MATERIALS PROVIDED:
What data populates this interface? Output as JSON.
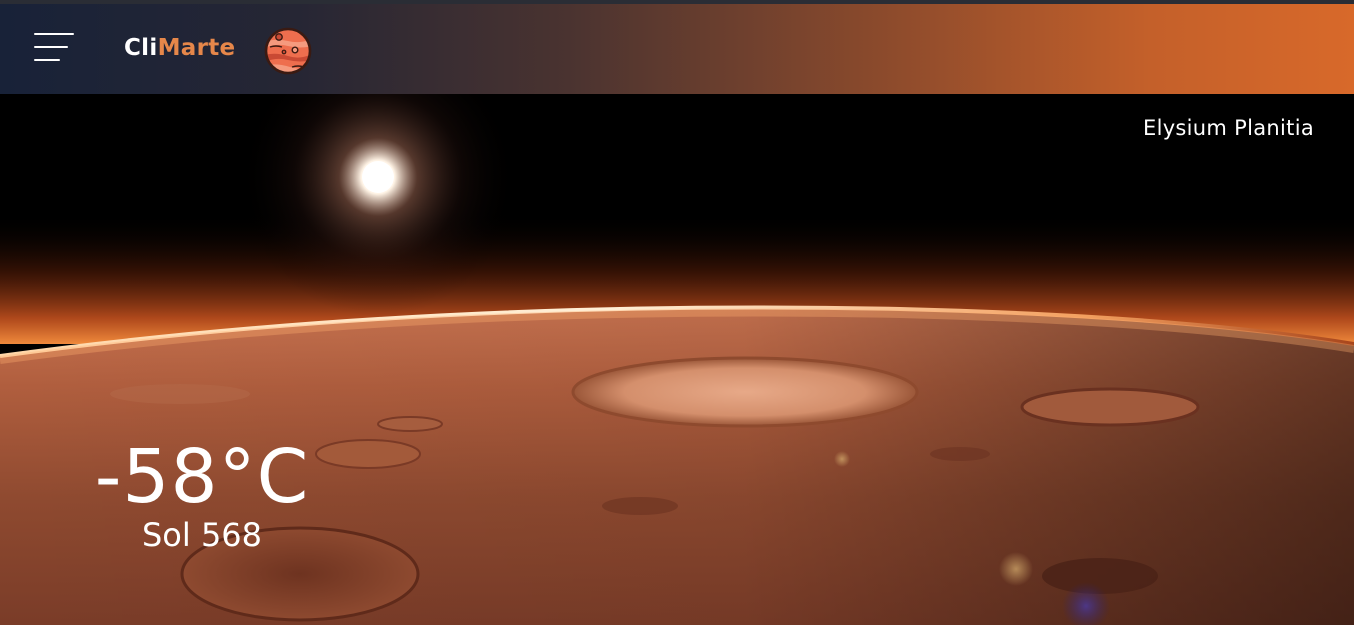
{
  "header": {
    "brand_part1": "Cli",
    "brand_part2": "Marte",
    "menu_icon": "hamburger-menu-icon",
    "logo_icon": "mars-planet-icon"
  },
  "hero": {
    "location": "Elysium Planitia",
    "temperature": "-58°C",
    "sol": "Sol 568"
  },
  "colors": {
    "nav_gradient_start": "#182238",
    "nav_gradient_end": "#d8692a",
    "brand_accent": "#e6874a",
    "text": "#ffffff"
  }
}
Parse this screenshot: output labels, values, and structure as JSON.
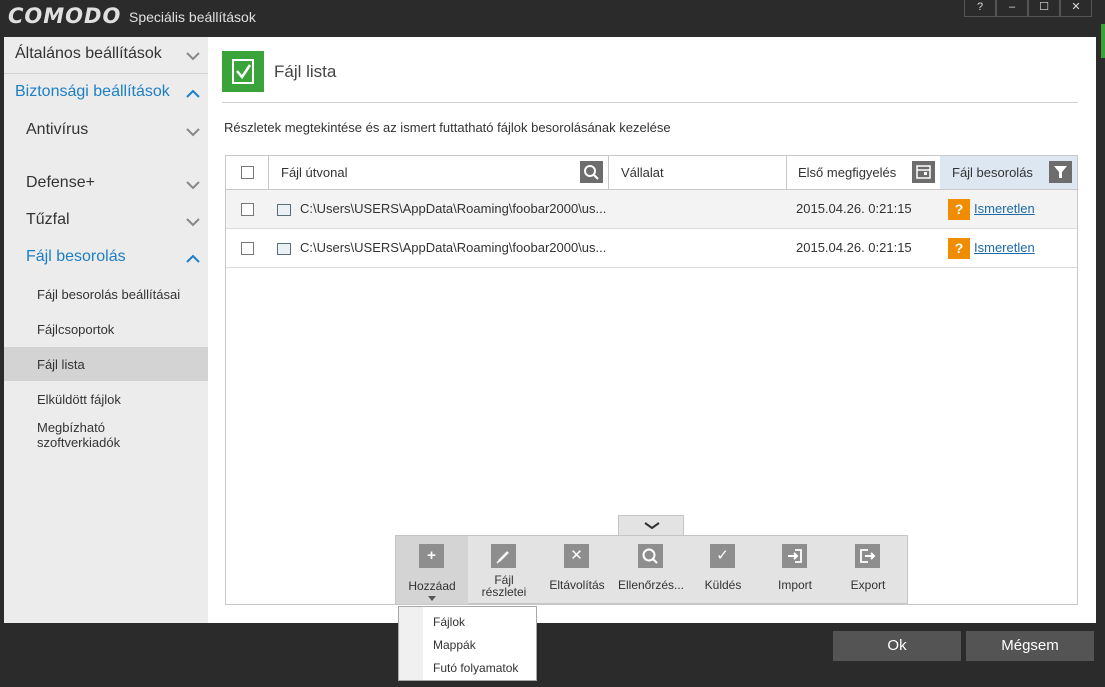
{
  "window": {
    "logo": "COMODO",
    "title": "Speciális beállítások",
    "controls": {
      "help": "?",
      "minimize": "–",
      "maximize": "☐",
      "close": "✕"
    }
  },
  "sidebar": {
    "general": "Általános beállítások",
    "security": "Biztonsági beállítások",
    "antivirus": "Antivírus",
    "defense": "Defense+",
    "firewall": "Tűzfal",
    "file_rating": "Fájl besorolás",
    "sub": {
      "settings": "Fájl besorolás beállításai",
      "groups": "Fájlcsoportok",
      "file_list": "Fájl lista",
      "submitted": "Elküldött fájlok",
      "vendors_1": "Megbízható",
      "vendors_2": "szoftverkiadók"
    }
  },
  "main": {
    "title": "Fájl lista",
    "description": "Részletek megtekintése és az ismert futtatható fájlok besorolásának kezelése"
  },
  "table": {
    "columns": {
      "path": "Fájl útvonal",
      "company": "Vállalat",
      "first_seen": "Első megfigyelés",
      "rating": "Fájl besorolás"
    },
    "rows": [
      {
        "path": "C:\\Users\\USERS\\AppData\\Roaming\\foobar2000\\us...",
        "company": "",
        "first_seen": "2015.04.26. 0:21:15",
        "badge": "?",
        "rating": "Ismeretlen"
      },
      {
        "path": "C:\\Users\\USERS\\AppData\\Roaming\\foobar2000\\us...",
        "company": "",
        "first_seen": "2015.04.26. 0:21:15",
        "badge": "?",
        "rating": "Ismeretlen"
      }
    ]
  },
  "toolbar": {
    "add": "Hozzáad",
    "details_1": "Fájl",
    "details_2": "részletei",
    "remove": "Eltávolítás",
    "check": "Ellenőrzés...",
    "submit": "Küldés",
    "import": "Import",
    "export": "Export"
  },
  "add_menu": {
    "files": "Fájlok",
    "folders": "Mappák",
    "processes": "Futó folyamatok"
  },
  "buttons": {
    "ok": "Ok",
    "cancel": "Mégsem"
  },
  "colors": {
    "accent_blue": "#1d7fc4",
    "header_green": "#3aa43a",
    "warning_orange": "#f08c00",
    "title_bar": "#2b2b2b"
  },
  "icons": {
    "header": "file-check-icon",
    "search": "search-icon",
    "calendar": "calendar-icon",
    "filter": "filter-icon",
    "chevron_up": "chevron-up-icon",
    "chevron_down": "chevron-down-icon"
  }
}
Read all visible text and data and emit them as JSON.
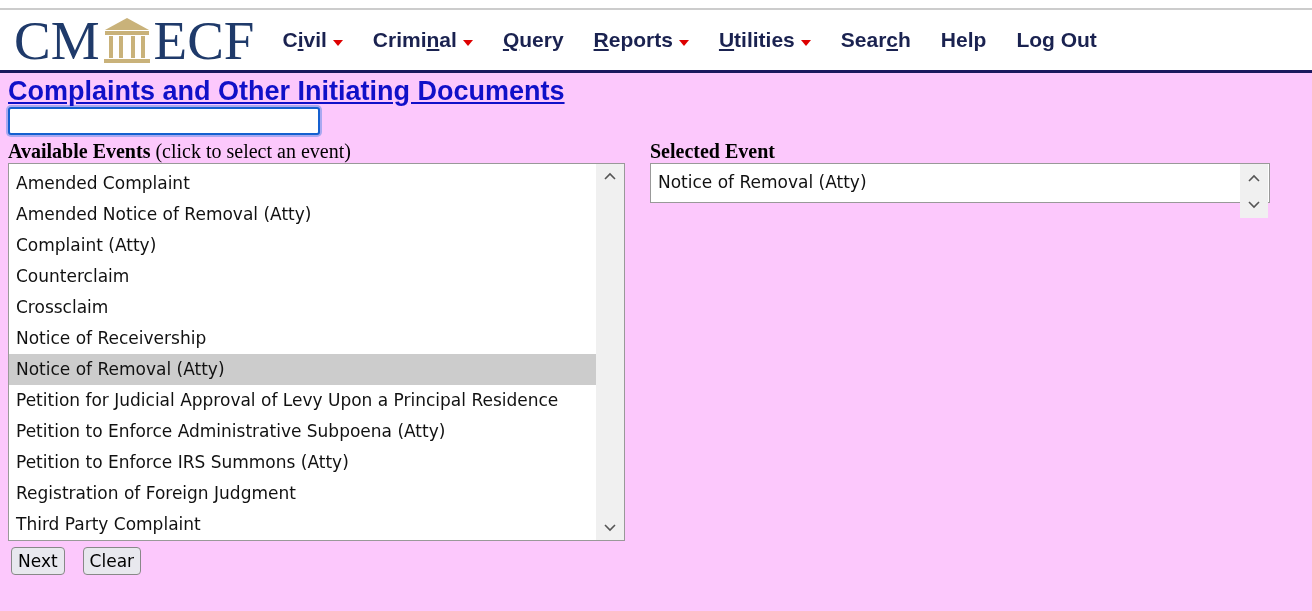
{
  "logo": {
    "left": "CM",
    "right": "ECF"
  },
  "menu": [
    {
      "before": "C",
      "key": "i",
      "after": "vil",
      "dropdown": true
    },
    {
      "before": "Crimi",
      "key": "n",
      "after": "al",
      "dropdown": true
    },
    {
      "key": "Q",
      "after": "uery",
      "dropdown": false
    },
    {
      "key": "R",
      "after": "eports",
      "dropdown": true
    },
    {
      "key": "U",
      "after": "tilities",
      "dropdown": true
    },
    {
      "before": "Sear",
      "key": "c",
      "after": "h",
      "dropdown": false
    },
    {
      "before": "Help",
      "dropdown": false
    },
    {
      "before": "Log Out",
      "dropdown": false
    }
  ],
  "heading": "Complaints and Other Initiating Documents",
  "available": {
    "label": "Available Events",
    "hint": "(click to select an event)",
    "items": [
      {
        "label": "Amended Complaint",
        "selected": false
      },
      {
        "label": "Amended Notice of Removal (Atty)",
        "selected": false
      },
      {
        "label": "Complaint (Atty)",
        "selected": false
      },
      {
        "label": "Counterclaim",
        "selected": false
      },
      {
        "label": "Crossclaim",
        "selected": false
      },
      {
        "label": "Notice of Receivership",
        "selected": false
      },
      {
        "label": "Notice of Removal (Atty)",
        "selected": true
      },
      {
        "label": "Petition for Judicial Approval of Levy Upon a Principal Residence",
        "selected": false
      },
      {
        "label": "Petition to Enforce Administrative Subpoena (Atty)",
        "selected": false
      },
      {
        "label": "Petition to Enforce IRS Summons (Atty)",
        "selected": false
      },
      {
        "label": "Registration of Foreign Judgment",
        "selected": false
      },
      {
        "label": "Third Party Complaint",
        "selected": false
      }
    ]
  },
  "selected_event": {
    "label": "Selected Event",
    "items": [
      "Notice of Removal (Atty)"
    ]
  },
  "buttons": [
    "Next",
    "Clear"
  ]
}
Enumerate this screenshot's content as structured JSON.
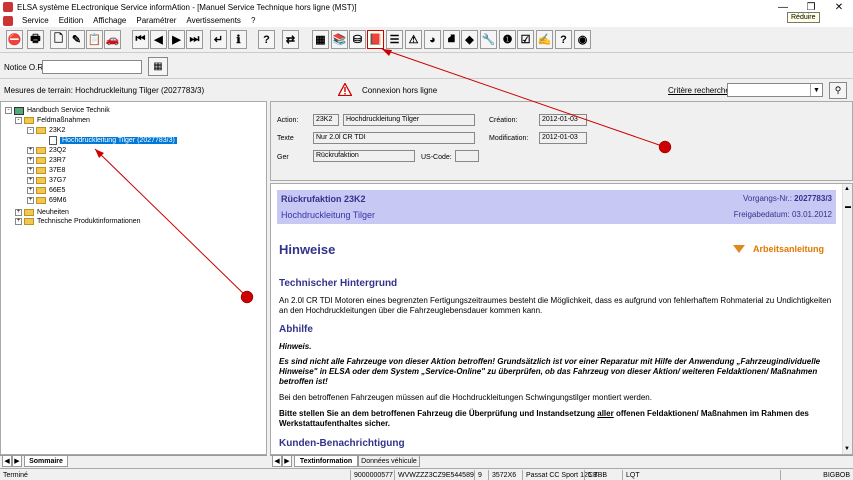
{
  "window": {
    "title": "ELSA système ELectronique Service informAtion - [Manuel Service Technique hors ligne (MST)]",
    "minimize_glyph": "—",
    "maximize_glyph": "❐",
    "close_glyph": "✕",
    "tooltip": "Réduire"
  },
  "menu": [
    "Service",
    "Edition",
    "Affichage",
    "Paramétrer",
    "Avertissements",
    "?"
  ],
  "toolbar": {
    "buttons": [
      {
        "name": "exit-icon",
        "glyph": "⛔"
      },
      {
        "name": "print-icon",
        "glyph": "🖶"
      },
      {
        "name": "new-doc-icon",
        "glyph": "🗋"
      },
      {
        "name": "edit-doc-icon",
        "glyph": "✎"
      },
      {
        "name": "clipboard-icon",
        "glyph": "📋"
      },
      {
        "name": "car-icon",
        "glyph": "🚗"
      },
      {
        "name": "first-icon",
        "glyph": "⏮"
      },
      {
        "name": "prev-icon",
        "glyph": "◀"
      },
      {
        "name": "next-icon",
        "glyph": "▶"
      },
      {
        "name": "last-icon",
        "glyph": "⏭"
      },
      {
        "name": "return-icon",
        "glyph": "↵"
      },
      {
        "name": "info-icon",
        "glyph": "ℹ"
      },
      {
        "name": "help-icon",
        "glyph": "?"
      },
      {
        "name": "swap-icon",
        "glyph": "⇄"
      },
      {
        "name": "calculator-icon",
        "glyph": "▦"
      },
      {
        "name": "book-stack-icon",
        "glyph": "📚"
      },
      {
        "name": "cylinder-icon",
        "glyph": "⛁"
      },
      {
        "name": "red-book-icon",
        "glyph": "📕"
      },
      {
        "name": "list-icon",
        "glyph": "☰"
      },
      {
        "name": "warning-icon",
        "glyph": "⚠"
      },
      {
        "name": "globe-icon",
        "glyph": "◕"
      },
      {
        "name": "bucket-icon",
        "glyph": "⛘"
      },
      {
        "name": "green-car-icon",
        "glyph": "◆"
      },
      {
        "name": "wrench-icon",
        "glyph": "🔧"
      },
      {
        "name": "service-icon",
        "glyph": "❶"
      },
      {
        "name": "checklist-icon",
        "glyph": "☑"
      },
      {
        "name": "notes-icon",
        "glyph": "✍"
      },
      {
        "name": "help-doc-icon",
        "glyph": "?"
      },
      {
        "name": "disc-icon",
        "glyph": "◉"
      }
    ]
  },
  "notice": {
    "label": "Notice O.R.:"
  },
  "status": {
    "mesures": "Mesures de terrain: Hochdruckleitung Tilger (2027783/3)",
    "connexion": "Connexion hors ligne",
    "critere": "Critère recherche"
  },
  "tree": {
    "root": "Handbuch Service Technik",
    "feld": "Feldmaßnahmen",
    "k2": "23K2",
    "selected": "Hochdruckleitung Tilger (2027783/3)",
    "children": [
      "23Q2",
      "23R7",
      "37E8",
      "37G7",
      "66E5",
      "69M6"
    ],
    "neuheiten": "Neuheiten",
    "technische": "Technische Produktinformationen",
    "toggle_minus": "-",
    "toggle_plus": "+"
  },
  "left_tabs": {
    "sommaire": "Sommaire"
  },
  "form": {
    "action_label": "Action:",
    "action_code": "23K2",
    "action_text": "Hochdruckleitung Tilger",
    "texte_label": "Texte",
    "texte_value": "Nur 2.0l CR TDI",
    "ger_label": "Ger",
    "ger_value": "Rückrufaktion",
    "uscode_label": "US-Code:",
    "creation_label": "Création:",
    "creation_value": "2012-01-03",
    "modification_label": "Modification:",
    "modification_value": "2012-01-03"
  },
  "content": {
    "header_code": "Rückrufaktion 23K2",
    "header_sub": "Hochdruckleitung Tilger",
    "vorgang_label": "Vorgangs-Nr.:",
    "vorgang_value": "2027783/3",
    "freigabe": "Freigabedatum: 03.01.2012",
    "hinweise": "Hinweise",
    "arbeitsanleitung": "Arbeitsanleitung",
    "sec1": "Technischer Hintergrund",
    "p1": "An 2.0l CR TDI Motoren eines begrenzten Fertigungszeitraumes besteht die Möglichkeit, dass es aufgrund von fehlerhaftem Rohmaterial zu Undichtigkeiten an den Hochdruckleitungen über die Fahrzeuglebensdauer kommen kann.",
    "sec2": "Abhilfe",
    "p2": "Hinweis.",
    "p3": "Es sind nicht alle Fahrzeuge von dieser Aktion betroffen! Grundsätzlich ist vor einer Reparatur mit Hilfe der Anwendung „Fahrzeugindividuelle Hinweise\" in ELSA oder dem System „Service-Online\" zu überprüfen, ob das Fahrzeug von dieser Aktion/ weiteren Feldaktionen/ Maßnahmen betroffen ist!",
    "p4": "Bei den betroffenen Fahrzeugen müssen auf die Hochdruckleitungen Schwingungstilger montiert werden.",
    "p5a": "Bitte stellen Sie an dem betroffenen Fahrzeug die Überprüfung und Instandsetzung ",
    "p5b": "aller",
    "p5c": " offenen Feldaktionen/ Maßnahmen im Rahmen des Werkstattaufenthaltes sicher.",
    "sec3": "Kunden-Benachrichtigung"
  },
  "right_tabs": {
    "textinformation": "Textinformation",
    "donnees": "Données véhicule"
  },
  "statusbar": {
    "termine": "Terminé",
    "cells": [
      "9000000577",
      "WVWZZZ3CZ9E544589",
      "9",
      "3572X6",
      "Passat CC Sport 125 T",
      "CBBB",
      "LQT"
    ],
    "bigbob": "BIGBOB"
  },
  "annotations": {
    "marker_a": "①",
    "marker_b": "①"
  },
  "colors": {
    "accent": "#33338c",
    "header_bg": "#c8c8f5",
    "orange": "#e07800",
    "selection": "#0078d7",
    "annotation": "#cc0000"
  }
}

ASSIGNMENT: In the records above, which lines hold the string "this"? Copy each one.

RESPONSE TO THE EXERCISE:
What data populates this interface? Output as JSON.
Parse this screenshot: output labels, values, and structure as JSON.
Enumerate this screenshot's content as structured JSON.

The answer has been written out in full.